I’ve long been convinced that Deryn Rees-Jones is one of the most original and skilled poets writing today. By chance I settled down with her latest collection, Burying the Wren, in the same week I picked up Fiona Moore‘s The Only Reason for Time (on the strength of John Field’s review on the excellent Poor Rude Lines). Both books are in part responses to the premature death of a partner, and although it would be grossly reductive to say that they are therefore “about” bereavement, it’s nonetheless interesting to look at them side by side.
Individual poems can convey loss with heart-breaking clarity, but a collection can also catch the way grief unfolds over time. Both poets do this with exceptional skill, interweaving poems that directly address loss with others that do so either obliquely or not at all. Life goes on, however painfully and however changed.

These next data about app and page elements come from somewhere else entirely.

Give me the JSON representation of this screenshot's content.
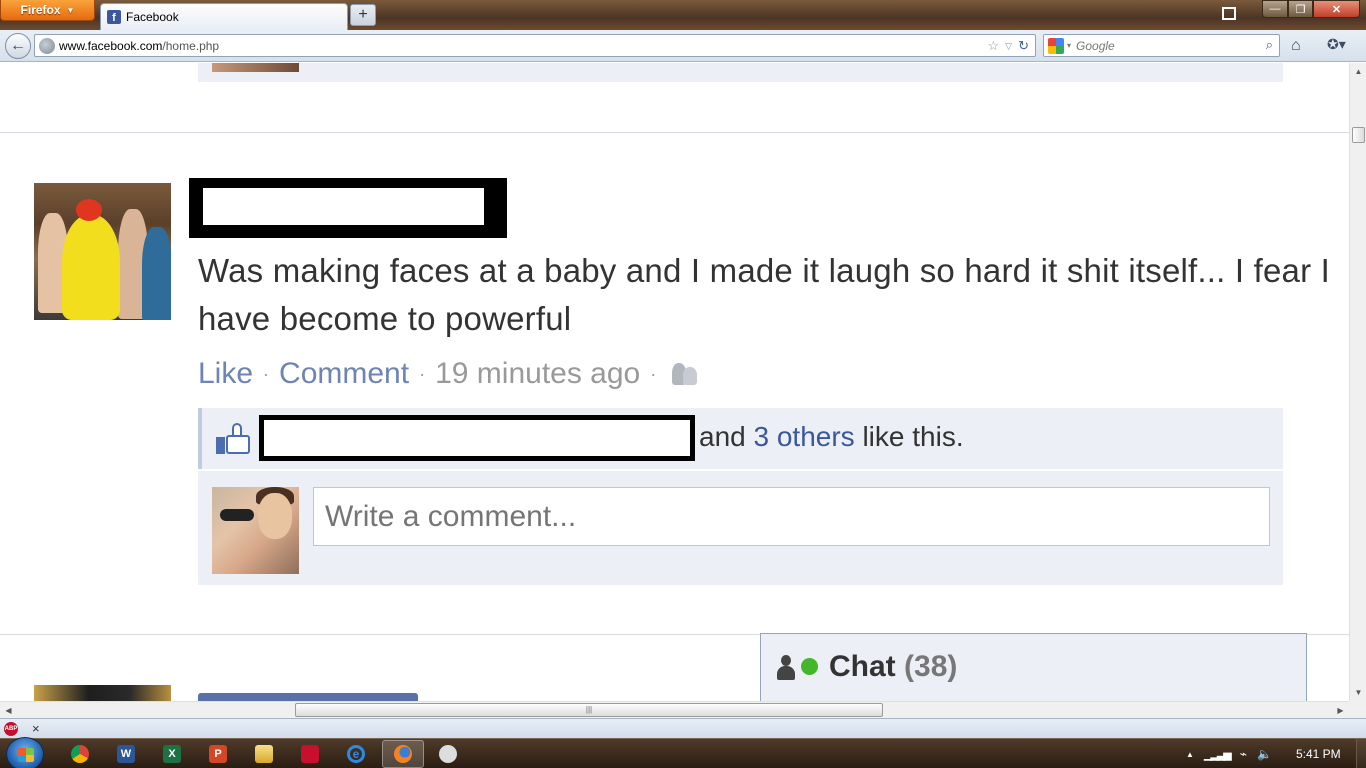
{
  "browser": {
    "menu_button": "Firefox",
    "tab_title": "Facebook",
    "new_tab": "+",
    "url_host": "www.facebook.com",
    "url_path": "/home.php",
    "search_placeholder": "Google",
    "window_controls": {
      "minimize": "—",
      "maximize": "❐",
      "close": "✕"
    }
  },
  "post": {
    "text": "Was making faces at a baby and I made it laugh so hard it shit itself... I fear I have become to powerful",
    "actions": {
      "like": "Like",
      "comment": "Comment",
      "separator": "·",
      "time": "19 minutes ago"
    },
    "likes": {
      "and": "and",
      "others_link": "3 others",
      "suffix": "like this."
    },
    "comment_placeholder": "Write a comment..."
  },
  "chat": {
    "label": "Chat",
    "count": "(38)"
  },
  "taskbar": {
    "clock": "5:41 PM"
  },
  "icons": {
    "back": "back-arrow-icon",
    "globe": "site-identity-globe-icon",
    "bookmark_star": "bookmark-star-icon",
    "reload": "reload-icon",
    "search": "magnifier-icon",
    "home": "home-icon",
    "bookmarks_menu": "bookmarks-menu-icon",
    "thumbs_up": "thumbs-up-icon",
    "audience": "friends-audience-icon",
    "chat_person": "chat-person-icon",
    "online": "online-dot-icon"
  },
  "colors": {
    "facebook_blue": "#3b5998",
    "link_blue": "#6d84b4",
    "panel_bg": "#eceff5",
    "online_green": "#42b72a",
    "firefox_orange": "#e46b0f"
  }
}
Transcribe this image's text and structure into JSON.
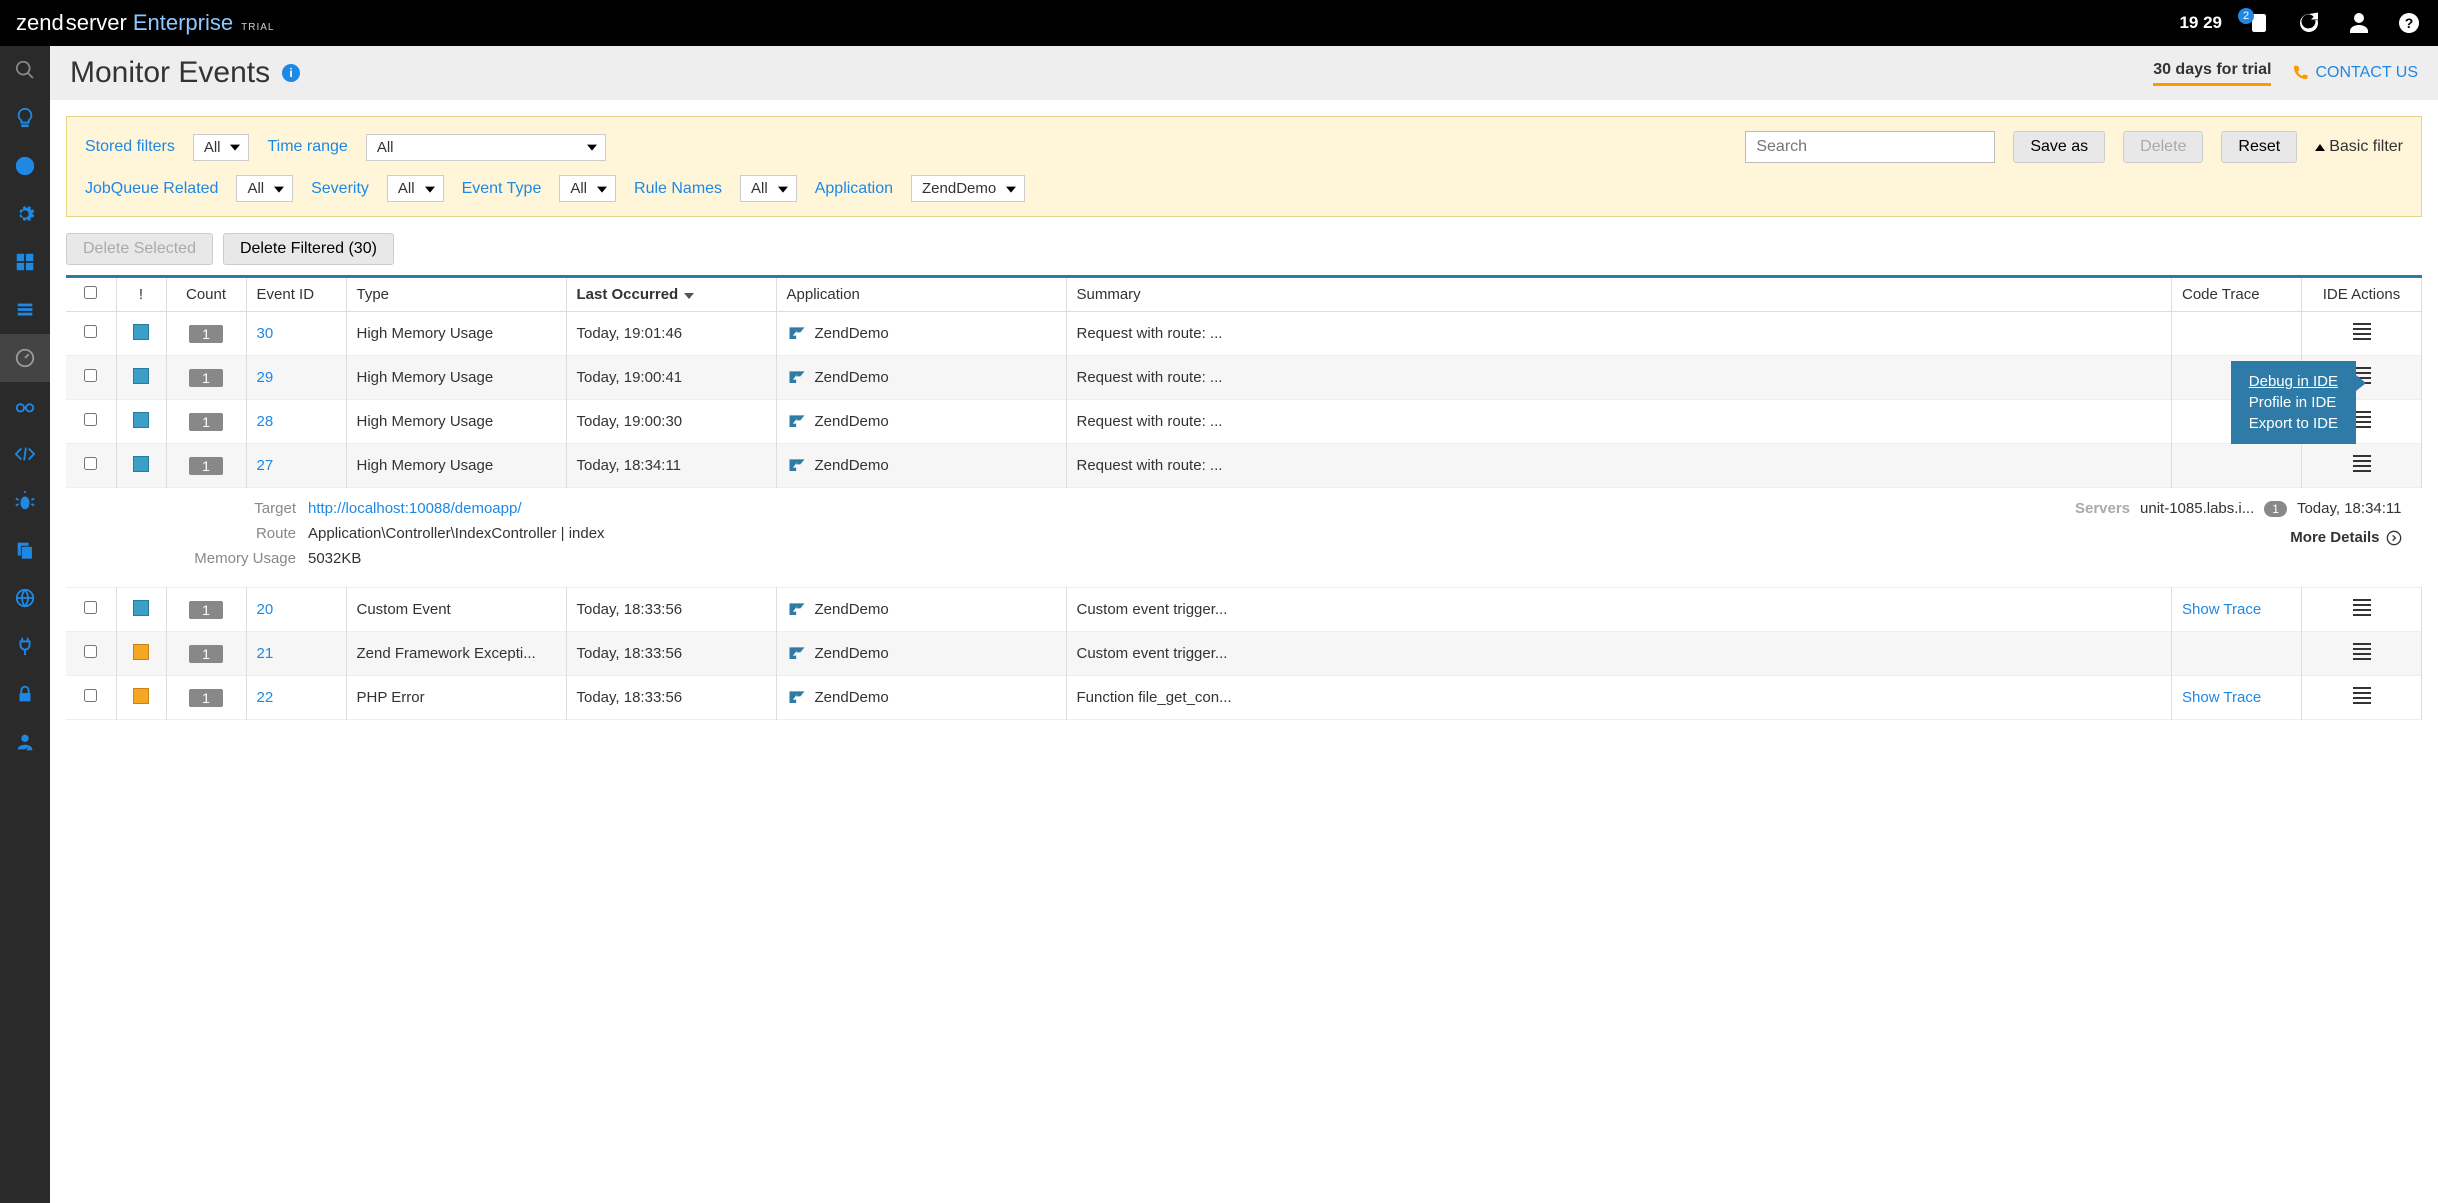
{
  "topbar": {
    "logo_zend": "zend",
    "logo_server": "server",
    "logo_enterprise": "Enterprise",
    "logo_trial": "TRIAL",
    "time": "19 29",
    "notif_count": "2"
  },
  "header": {
    "title": "Monitor Events",
    "trial": "30 days for trial",
    "contact": "CONTACT US"
  },
  "filters": {
    "stored_label": "Stored filters",
    "stored_value": "All",
    "timerange_label": "Time range",
    "timerange_value": "All",
    "search_placeholder": "Search",
    "saveas": "Save as",
    "delete": "Delete",
    "reset": "Reset",
    "basic": "Basic filter",
    "jobqueue_label": "JobQueue Related",
    "jobqueue_value": "All",
    "severity_label": "Severity",
    "severity_value": "All",
    "eventtype_label": "Event Type",
    "eventtype_value": "All",
    "rulenames_label": "Rule Names",
    "rulenames_value": "All",
    "application_label": "Application",
    "application_value": "ZendDemo"
  },
  "actions": {
    "delete_selected": "Delete Selected",
    "delete_filtered": "Delete Filtered (30)"
  },
  "columns": {
    "severity": "!",
    "count": "Count",
    "event_id": "Event ID",
    "type": "Type",
    "last": "Last Occurred",
    "app": "Application",
    "summary": "Summary",
    "trace": "Code Trace",
    "ide": "IDE Actions"
  },
  "rows": [
    {
      "sev": "blue",
      "count": "1",
      "event_id": "30",
      "type": "High Memory Usage",
      "last": "Today, 19:01:46",
      "app": "ZendDemo",
      "summary": "Request with route: ...",
      "trace": ""
    },
    {
      "sev": "blue",
      "count": "1",
      "event_id": "29",
      "type": "High Memory Usage",
      "last": "Today, 19:00:41",
      "app": "ZendDemo",
      "summary": "Request with route: ...",
      "trace": ""
    },
    {
      "sev": "blue",
      "count": "1",
      "event_id": "28",
      "type": "High Memory Usage",
      "last": "Today, 19:00:30",
      "app": "ZendDemo",
      "summary": "Request with route: ...",
      "trace": ""
    },
    {
      "sev": "blue",
      "count": "1",
      "event_id": "27",
      "type": "High Memory Usage",
      "last": "Today, 18:34:11",
      "app": "ZendDemo",
      "summary": "Request with route: ...",
      "trace": ""
    },
    {
      "sev": "blue",
      "count": "1",
      "event_id": "20",
      "type": "Custom Event",
      "last": "Today, 18:33:56",
      "app": "ZendDemo",
      "summary": "Custom event trigger...",
      "trace": "Show Trace"
    },
    {
      "sev": "orange",
      "count": "1",
      "event_id": "21",
      "type": "Zend Framework Excepti...",
      "last": "Today, 18:33:56",
      "app": "ZendDemo",
      "summary": "Custom event trigger...",
      "trace": ""
    },
    {
      "sev": "orange",
      "count": "1",
      "event_id": "22",
      "type": "PHP Error",
      "last": "Today, 18:33:56",
      "app": "ZendDemo",
      "summary": "Function file_get_con...",
      "trace": "Show Trace"
    }
  ],
  "detail": {
    "target_label": "Target",
    "target_value": "http://localhost:10088/demoapp/",
    "route_label": "Route",
    "route_value": "Application\\Controller\\IndexController | index",
    "mem_label": "Memory Usage",
    "mem_value": "5032KB",
    "servers_label": "Servers",
    "server_name": "unit-1085.labs.i...",
    "server_badge": "1",
    "server_time": "Today, 18:34:11",
    "more": "More Details"
  },
  "popup": {
    "debug": "Debug in IDE",
    "profile": "Profile in IDE",
    "export": "Export to IDE"
  }
}
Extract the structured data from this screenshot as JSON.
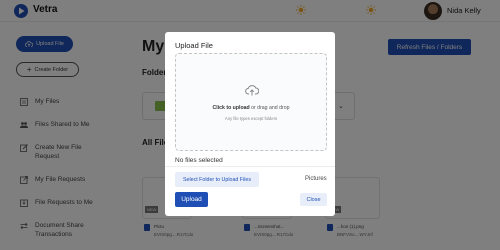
{
  "app": {
    "brand": "Vetra"
  },
  "header": {
    "user_name": "Nida Kelly"
  },
  "sidebar": {
    "upload_label": "Upload File",
    "create_folder_label": "Create Folder",
    "items": [
      {
        "label": "My Files",
        "icon": "list-icon"
      },
      {
        "label": "Files Shared to Me",
        "icon": "users-icon"
      },
      {
        "label": "Create New File Request",
        "icon": "edit-icon"
      },
      {
        "label": "My File Requests",
        "icon": "external-link-icon"
      },
      {
        "label": "File Requests to Me",
        "icon": "inbox-icon"
      },
      {
        "label": "Document Share Transactions",
        "icon": "swap-icon"
      }
    ]
  },
  "main": {
    "title": "My",
    "refresh_label": "Refresh Files / Folders",
    "folders_heading": "Folder",
    "all_files_heading": "All File",
    "files": [
      {
        "tag": "NEW",
        "name": "Pictu",
        "meta": "EVIS0pg....R17Cdo"
      },
      {
        "tag": "NEW",
        "name": "...Screenshot...",
        "meta": "EVIS0pg....R17Cdo"
      },
      {
        "tag": "NEW",
        "name": "...hon (1).png",
        "meta": "BNFVSo....WYJnf"
      }
    ]
  },
  "modal": {
    "title": "Upload File",
    "drop_click": "Click to upload",
    "drop_rest": " or drag and drop",
    "drop_sub": "Any file types except folders",
    "no_files": "No files selected",
    "select_folder_label": "Select Folder to Upload Files",
    "folder_name": "Pictures",
    "upload_label": "Upload",
    "close_label": "Close"
  },
  "colors": {
    "accent": "#1f4fb4",
    "overlay": "rgba(0,0,0,0.5)"
  }
}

I loved both of these books in different ways. For me there is something mythic lurking just below the surface in Rees-Jones’s work. Here there are poems about truffles and slugs, but the slugs come together for “midnight séances” and the truffles embody a kind of underworld magic evoking Circe and the “subterranean gods” of sexuality.
In the brilliant and disturbing “Dogwoman” sequence, Rees-Jones lets these underground forces loose on the surface. Responding to Paula Rego’s sequence of dog woman paintings, the poems express the transformational power of loss. Boundaries, syntax and narrative all break down. As the opening line has it, “No one can love this horror, no one can want it.” Language warps to an incantation, a piling-up of unnerving fragments (“Dog sitting, dog listening, dog running with big joy…Dog blur / hellhound”) punctuated by moments of almost unbearable poignancy (“Once, attendant in my blue dress, I hadn’t the words to call you back”).
Another sequence is presented as the work of Elisabeth So, a fictitious poet-persona who functions like Geoffrey Hill’s Sebastian Arrurruz or Patrick McGuinness’s Liviu Campanu. When this kind of creative pretending (prosopopoeia) succeeds, it can free a poet to write in new and surprising ways. Here it succeeds exceptionally well. Like the apocryphal woman who said that Hamlet was “full of quotations”, I found myself thinking this sequence was constructed almost entirely from memorable lines (“My mouth is yours – if only you’d answer, / to prove the darkness and the silence wrong”).
The poems that most explicitly deal with bereavement have a powerful simplicity to them (“your lips were cold, your eyelid stitched”) and the book ends with an uncompromising clarity: “where a wren sings, flirty in the alder, / in the long hot days of May, // when you are three years gone.”
Fiona Moore makes this passing of time her explicit subject. The book begins “Three days, and already I could write / a dissertation on the fastenings of gates”, which prompts the question: three days since what? We’re in medias res but the details are left unclear. A lot of the power of these poems comes from the way they avoid saying things directly: they point themselves just to the side of or just behind something momentous, in the wake not the wave. “The Shirt” memorably avoids spelling things out with the painfully ambiguous “and from then on, / nothing happened that we would forget.”
The title poem riffs on a quotation from Einstein: “The only reason for time is so that everything doesn’t happen at once”. In a beautifully-judged piece of dramatic logic, the poem begins by asserting “I will recover you from time that is not / linear, as it seemed” but fails before the inevitability of “time, our sealant”. In between comes the image of “the Aran jersey of our first kiss, folded / to two dimensions, collapsing time / from its fourth”.
One of the many paradoxes in the book is that time’s flow and passing can only be expressed in stillness, in a stop-frame succession of moments and memories. Three poems addressed “To the Moon” at different points in the year create a sense of time hurtling glacially past. “The Distal Point” could stand as a metaphor for the entire book, at the same time a modern take on Heraclitus (“no-one has stood here before…No-one will stand here again”) and an image of two people alone on shifting ground in a restless sea.
Reading Rees-Jones I’m unable to shrug off the lurking threat of Monsters From The Id. We join her in contemplating a trilobite or Chinese lanterns, but part of us is always alert for the shock of a Morlock’s claw grabbing us by the ankle. In Moore’s work we can look at a shirt or a photograph without fear of subterranean abduction: the pain is in the things themselves. Ultimately both poets succeed in expressing the difficult reciprocity of love and loss.
In the archetypal myth of poetic bereavement, Orpheus journeys to the underworld to bring back his wife Eurydice but loses her when he breaks his bargain with Death by looking back. Moore and Rees-Jones both move us on from this: they teach us that looking back is sometimes the only honest way out into the light.
To love someone is to live with the certainty of loss, something we prefer not to think about. Both these wonderful books show us how to look at it without flinching and to see it for what it is. Terrible, painful, but also strangely life-affirming.